Comparing objects, actions, or events. Looking for differences between them or changes over time.
32%Checking compliance with standards
Deciding whether events or processes comply with laws, regulations, or standards.
30%Documenting or recording information
Entering, transcribing, recording, storing, or maintaining information in written or electronic/magnetic form.
30%Researching and investigating
Looking for, getting and understanding different kinds of information.
Interests and demands
Learn about the daily activities, and physical and social demands faced by workers. Explore the values and work styles that workers rate as most important.
Interests are the style or type of work we prefer to do. All interest areas are shown below.
Practical, hands-on work. Often with plants and animals, or materials like wood, tools, and machinery.
Starting up and carrying out projects. Leading people and making many decisions. Sometimes require risk taking and often deal with business.
Ideas and thinking. Searching for facts and figuring out problems in your head.
Following set procedures and routines. Working with numbers and details more than with ideas, usually following rules.
Working with forms, designs and patterns. Often need self-expression and can be done without following rules.
Working with people. Helping or providing service to others.
Work alone and make decisions. Workers are able to try out their own ideas, make decisions on their own, and work with little or no supervision.
Serve and work with others. Workers usually get along well with each other, do things to help other people, and are rarely pressured to do things that go against their sense of right and wrong.
Supportive management that stands behind employees. Workers are treated fairly by their company, they are supported by management, and have supervisors who train them well.
Job security and good working conditions. There is usually a steady flow of interesting work, and the pay and conditions are generally good.
Results oriented. Workers are able to use their strongest abilities, giving them a feeling of accomplishment.
Advancement and the potential to lead. Workers are recognised for the work that they do, they may give directions and instructions to others, and they are looked up to in their company and their community.
94%Outdoors, exposed to weather
Work outdoors, exposed to the weather.
Talk with people face-to-face.
92%Using your hands to handle, control, or feel
Spend time using your hands to handle, control, or feel objects, tools or controls.
90%Loud or uncomfortable sounds
Be exposed to noises and sounds that are distracting or uncomfortable.
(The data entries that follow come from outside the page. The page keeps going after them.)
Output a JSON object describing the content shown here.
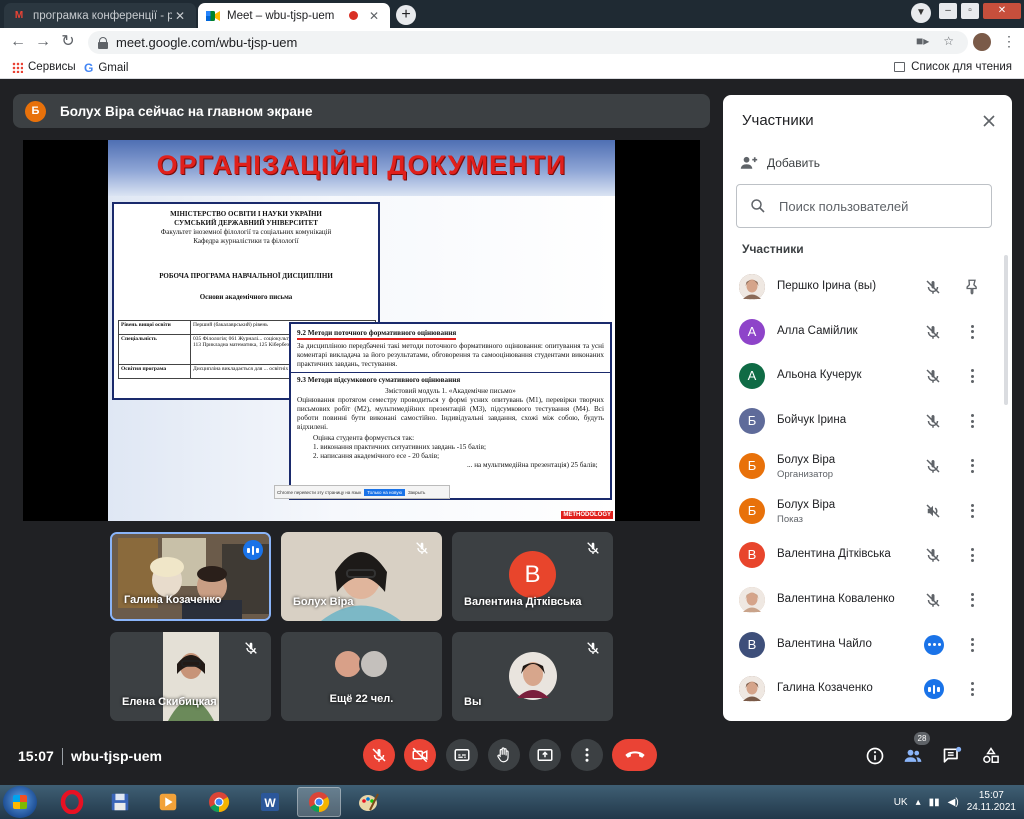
{
  "browser": {
    "tabs": [
      {
        "title": "програмка конференції - pershk",
        "active": false,
        "favicon": "gmail-icon"
      },
      {
        "title": "Meet – wbu-tjsp-uem",
        "active": true,
        "favicon": "meet-icon",
        "recording": true
      }
    ],
    "url": "meet.google.com/wbu-tjsp-uem",
    "bookmarks": {
      "apps": "Сервисы",
      "gmail": "Gmail",
      "reading_list": "Список для чтения"
    }
  },
  "meet": {
    "banner": {
      "avatar_letter": "Б",
      "text": "Болух Віра сейчас на главном экране",
      "avatar_color": "#e8710a"
    },
    "slide": {
      "title": "ОРГАНІЗАЦІЙНІ ДОКУМЕНТИ",
      "doc1": {
        "ministry": "МІНІСТЕРСТВО ОСВІТИ І НАУКИ УКРАЇНИ",
        "university": "СУМСЬКИЙ ДЕРЖАВНИЙ УНІВЕРСИТЕТ",
        "faculty": "Факультет іноземної філології та соціальних комунікацій",
        "department": "Кафедра журналістики та філології",
        "program": "РОБОЧА ПРОГРАМА НАВЧАЛЬНОЇ ДИСЦИПЛІНИ",
        "course": "Основи академічного письма",
        "rows": [
          {
            "label": "Рівень вищої освіти",
            "value": "Перший (бакалаврський) рівень"
          },
          {
            "label": "Спеціальність",
            "value": "035 Філологія; 061 Журналі... соціокультурних діяльності; 053 ... роботи, 113 Прикладна математика, 125 Кібербезпека"
          },
          {
            "label": "Освітня програма",
            "value": "Дисципліна викладається для ... освітніх спеціальностей"
          }
        ]
      },
      "doc2": {
        "h1": "9.2 Методи поточного формативного оцінювання",
        "p1": "За дисципліною передбачені такі методи поточного формативного оцінювання: опитування та усні коментарі викладача за його результатами, обговорення та самооцінювання студентами виконаних практичних завдань, тестування.",
        "h2": "9.3 Методи підсумкового сумативного оцінювання",
        "module": "Змістовий модуль 1. «Академічне письмо»",
        "p2": "Оцінювання протягом семестру проводиться у формі усних опитувань (М1), перевірки творчих письмових робіт (М2), мультимедійних презентацій (М3), підсумкового тестування (М4). Всі роботи повинні бути виконані самостійно. Індивідуальні завдання, схожі між собою, будуть відхилені.",
        "l0": "Оцінка студента формується так:",
        "l1": "1. виконання практичних ситуативних завдань -15 балів;",
        "l2": "2. написання академічного есе - 20 балів;",
        "l3": "... на мультимедійна презентація) 25 балів;"
      },
      "translate_bar": {
        "text": "Chrome перевести эту страницу на язык",
        "button": "Только на новую",
        "link": "Закрыть"
      },
      "watermark": "METHODOLOGY"
    },
    "tiles": [
      {
        "name": "Галина Козаченко",
        "state": "speaking"
      },
      {
        "name": "Болух Віра",
        "state": "muted"
      },
      {
        "name": "Валентина Дітківська",
        "state": "muted",
        "avatar_letter": "В",
        "avatar_color": "#e8452c"
      },
      {
        "name": "Елена Скибицкая",
        "state": "muted"
      },
      {
        "name": "Ещё 22 чел.",
        "state": "more"
      },
      {
        "name": "Вы",
        "state": "muted"
      }
    ],
    "bottom": {
      "time": "15:07",
      "meeting_code": "wbu-tjsp-uem",
      "participant_count": "28"
    },
    "controls": [
      "mic-off",
      "camera-off",
      "captions",
      "raise-hand",
      "present",
      "more",
      "hang-up"
    ]
  },
  "panel": {
    "title": "Участники",
    "add_label": "Добавить",
    "search_placeholder": "Поиск пользователей",
    "section_label": "Участники",
    "participants": [
      {
        "name": "Першко Ірина (вы)",
        "avatar": "photo",
        "color": "#8a6a58",
        "action": "pin",
        "mic": "muted"
      },
      {
        "name": "Алла Самійлик",
        "avatar": "А",
        "color": "#8e44c9",
        "mic": "muted"
      },
      {
        "name": "Альона Кучерук",
        "avatar": "А",
        "color": "#0f6b45",
        "mic": "muted"
      },
      {
        "name": "Бойчук Ірина",
        "avatar": "Б",
        "color": "#5f6b9a",
        "mic": "muted"
      },
      {
        "name": "Болух Віра",
        "role": "Организатор",
        "avatar": "Б",
        "color": "#e8710a",
        "mic": "muted"
      },
      {
        "name": "Болух Віра",
        "role": "Показ",
        "avatar": "Б",
        "color": "#e8710a",
        "mic": "presenting"
      },
      {
        "name": "Валентина Дітківська",
        "avatar": "В",
        "color": "#e8452c",
        "mic": "muted"
      },
      {
        "name": "Валентина Коваленко",
        "avatar": "photo",
        "color": "#c9a38a",
        "mic": "muted"
      },
      {
        "name": "Валентина Чайло",
        "avatar": "В",
        "color": "#3e4f7a",
        "mic": "dots"
      },
      {
        "name": "Галина Козаченко",
        "avatar": "photo",
        "color": "#7a5a48",
        "mic": "speaking"
      }
    ]
  },
  "taskbar": {
    "apps": [
      "opera-icon",
      "save-icon",
      "media-player-icon",
      "chrome-icon",
      "word-icon",
      "chrome-active-icon",
      "paint-icon"
    ],
    "lang": "UK",
    "time": "15:07",
    "date": "24.11.2021"
  }
}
90%Freedom to make decisions
Have freedom to make decision on your own.
88%Wear common protective or safety equipment
Wear equipment like safety shoes, glasses, gloves, hard hats or life jackets.
85%Frequent decision making
Frequently make decisions that impact other people.
84%Making repetitive motions
Spend time making repetitive motions.
Have freedom to decide on tasks, priorities, and goals.
80%Health and safety of others
Take responsibility for the health and safety of others.
79%Spend time standing
Spend time standing at work.
Work with people in a group or team.
78%Contact with people
Have contact with people by telephone, face-to-face, or any other way.
78%Very hot or cold temperatures
Work in very hot or cold temperatures.
78%Bending or twisting your body
Spend time bending or twisting your body.
77%Minor burns, cuts, bites, or stings
Be exposed to minor burns, cuts, bites, or stings.
Compete with others, or be aware of competitive pressures.
76%Physically close to people
Work physically close to other people.
76%Impact of decisions
Make decisions that have a large impact on other people.
Deal with conflict or disagreements.
O*NET is a trademark of the U.S. Department of Labor, Employment and Training Administration.
The skills and importance ratings on this page are derived from the US Department of Labor O*NET Database Version 21.2, 45-3011.00 - Fishers and Related Fishing Workers.